Another adventure is about to begin. Janice and I are donning our Roadcrafter riding suits (otherwise known as "bumblebees"), our helmets, riding gloves, and boots, jumping on the BMW with the trailer in tow, and heading out for adventures in the Northeast for three weeks! We head out on Wednesday, May 20 and plan to return home on or about June 10. 

Our trip will include several stays at Motorcycle Travel Network ( homes (like Bed and Breakfast homes for motorcyclists). Those overnight stays are great because we are with like-minded friends--those who enjoy motorcycle riding and telling about those adventures. In many cases, the hosts go out to dinner with the guests, and a breakfast each morning is a part of the deal. A comfortable bed, usually a private bath, good conversation, and a good breakfast for only $15 per person per night. A great deal IMO.

The bike is ready; new tires, new high beam (lightbulb), fresh oil change, tires aired up, and even new handgrips on the bars. The trailer will be ready after the tires are aired up. So, the mechanicals are in order.  

Packing lists have been drafted and nearly complete. Packing for three weeks is a challenge; doing it for a motorcycle ride is not so difficult. Sounds weird, but I've learned that you end up wearing the same clothes for more than a day. The bumblebees cover everything exposed to the outside, so unless it's hot and are sweating a lot, clothes don't get very dirty. May sound gross, but that's the way it is on the bike. It's a minimalistic existence while on the road, but a good one.

It's looking like the weather is cooperating, at least initially. While we can stay dry riding, I still prefer dry weather. The real challenge to riding in the rain is not what you'd think. It's not staying dry; the bumblebees do that quite well.

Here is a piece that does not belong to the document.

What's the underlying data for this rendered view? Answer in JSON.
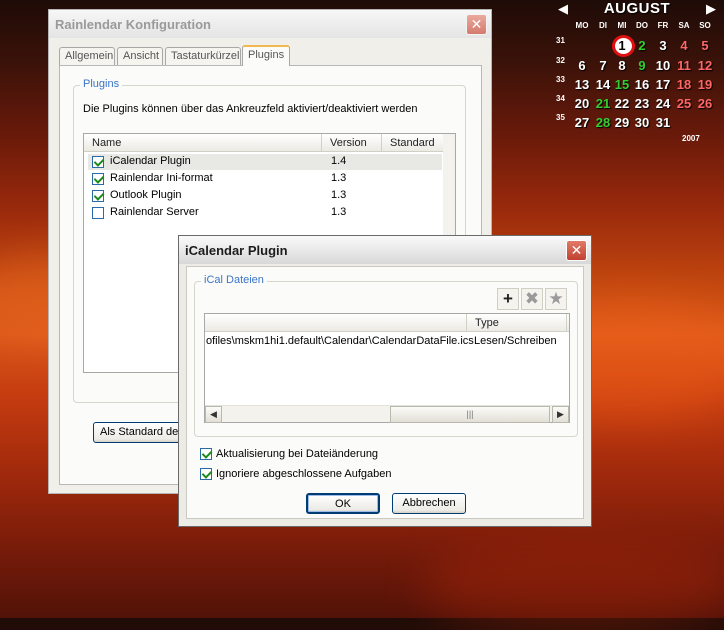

And it's not traction; the tires have incredible grip in the rain. What is a challenge is vision--the ability to see. No windshield wipers. Mist from vehicles ahead is the worst. Actual rain will blow off the face shield pretty well, but Mist particles do a great job of coating the face shield very thoroughly and obscuring sight quite effectively. If there were a way to effectively clear the face shield in the rain, riding in wet weather would be okay. Oh, and there is another complicating factor if the temperatures are the least cool--condensation on the inside of the face shield. Between Mist on the outside and fog on the inside of the face shield, vision is not good in the rain.

I once rode from Pensacola, FL to home in a day. The first 500 miles were in the rain, ranging from a drizzle to an all-out downpour. Luckily it was in the spring, so it was not cold. It was a long and miserable day of riding, but I stayed warm and dry except for a spot about the size of a lemon on the bottom of my left sleeve that got wet. The bumblebee is good!

I guess I'll quit writing and post this initial entry. I'll try to find some appropriate pics to add to it when I find what I want. I'll try to post something every night, but I know from previous trips that we'll be too tired to write, or there will be a technical problem preventing a post.

But, please join us on this virtual adventure. As always, comments are welcome (if you can figure out how to do it). If you can't figure it out, an email is appreciated. Knowing that someone out there is reading and enjoying it is a great incentive for us to continue. FEEDBACK IS ENCOURAGED!!!

Until next time....

1 comment:

  1. COOL picture of a US map with folded maps, scissors, stickers, measure and markers. Thank you for sending me a link to your blog so I can see pictures of you and Janice in the New England area and read about your latest motorcycle adventure. (The Motorcycle Travel Network B&B stays could be an adventure in itself.) Be safe out there, kids.